What is expected
Would it be possible to reproduce every entry exactly, please?

Items from a dataset
════════
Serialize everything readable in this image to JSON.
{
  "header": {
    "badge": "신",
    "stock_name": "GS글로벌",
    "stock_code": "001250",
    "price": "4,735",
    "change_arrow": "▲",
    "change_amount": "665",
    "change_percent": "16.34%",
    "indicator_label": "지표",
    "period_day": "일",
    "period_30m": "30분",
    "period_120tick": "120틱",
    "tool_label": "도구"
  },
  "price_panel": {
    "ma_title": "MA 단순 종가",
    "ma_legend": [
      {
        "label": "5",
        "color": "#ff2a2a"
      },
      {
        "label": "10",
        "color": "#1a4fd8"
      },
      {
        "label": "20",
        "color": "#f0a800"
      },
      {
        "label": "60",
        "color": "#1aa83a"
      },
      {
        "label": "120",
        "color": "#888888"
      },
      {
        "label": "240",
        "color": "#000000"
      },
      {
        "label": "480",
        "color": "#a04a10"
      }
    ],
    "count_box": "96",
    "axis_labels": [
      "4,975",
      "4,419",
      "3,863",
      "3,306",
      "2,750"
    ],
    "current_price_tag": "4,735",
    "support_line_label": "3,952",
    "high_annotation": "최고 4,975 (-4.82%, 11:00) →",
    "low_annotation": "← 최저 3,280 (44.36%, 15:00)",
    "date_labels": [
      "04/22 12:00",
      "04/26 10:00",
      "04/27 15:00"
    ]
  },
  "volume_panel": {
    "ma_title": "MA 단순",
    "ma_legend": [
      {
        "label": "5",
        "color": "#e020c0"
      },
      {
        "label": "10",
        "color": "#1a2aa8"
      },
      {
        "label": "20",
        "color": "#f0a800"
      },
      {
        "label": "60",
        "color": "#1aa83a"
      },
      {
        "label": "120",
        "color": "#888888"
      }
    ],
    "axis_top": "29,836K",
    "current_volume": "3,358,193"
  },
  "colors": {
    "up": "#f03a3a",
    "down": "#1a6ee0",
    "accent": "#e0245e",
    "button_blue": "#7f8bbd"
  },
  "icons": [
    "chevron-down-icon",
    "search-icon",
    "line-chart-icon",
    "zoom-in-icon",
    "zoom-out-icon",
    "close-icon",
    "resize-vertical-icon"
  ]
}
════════
Exercise solution
Serialize everything readable in this image to JSON.
{
  "header": {
    "badge": "신",
    "stock_name": "GS글로벌",
    "stock_code": "001250",
    "price": "4,735",
    "change_arrow": "▲",
    "change_amount": "665",
    "change_percent": "16.34%",
    "indicator_label": "지표",
    "period_day": "일",
    "period_30m": "30분",
    "period_120tick": "120틱",
    "tool_label": "도구"
  },
  "price_panel": {
    "ma_title": "MA 단순 종가",
    "ma_legend": [
      {
        "label": "5",
        "color": "#ff2a2a"
      },
      {
        "label": "10",
        "color": "#1a4fd8"
      },
      {
        "label": "20",
        "color": "#f0a800"
      },
      {
        "label": "60",
        "color": "#1aa83a"
      },
      {
        "label": "120",
        "color": "#888888"
      },
      {
        "label": "240",
        "color": "#000000"
      },
      {
        "label": "480",
        "color": "#a04a10"
      }
    ],
    "count_box": "96",
    "axis_labels": [
      "4,975",
      "4,419",
      "3,863",
      "3,306",
      "2,750"
    ],
    "current_price_tag": "4,735",
    "support_line_label": "3,952",
    "high_annotation": "최고 4,975 (-4.82%, 11:00) →",
    "low_annotation": "← 최저 3,280 (44.36%, 15:00)",
    "date_labels": [
      "04/22 12:00",
      "04/26 10:00",
      "04/27 15:00"
    ]
  },
  "volume_panel": {
    "ma_title": "MA 단순",
    "ma_legend": [
      {
        "label": "5",
        "color": "#e020c0"
      },
      {
        "label": "10",
        "color": "#1a2aa8"
      },
      {
        "label": "20",
        "color": "#f0a800"
      },
      {
        "label": "60",
        "color": "#1aa83a"
      },
      {
        "label": "120",
        "color": "#888888"
      }
    ],
    "axis_top": "29,836K",
    "current_volume": "3,358,193"
  },
  "colors": {
    "up": "#f03a3a",
    "down": "#1a6ee0",
    "accent": "#e0245e",
    "button_blue": "#7f8bbd"
  },
  "icons": [
    "chevron-down-icon",
    "search-icon",
    "line-chart-icon",
    "zoom-in-icon",
    "zoom-out-icon",
    "close-icon",
    "resize-vertical-icon"
  ]
}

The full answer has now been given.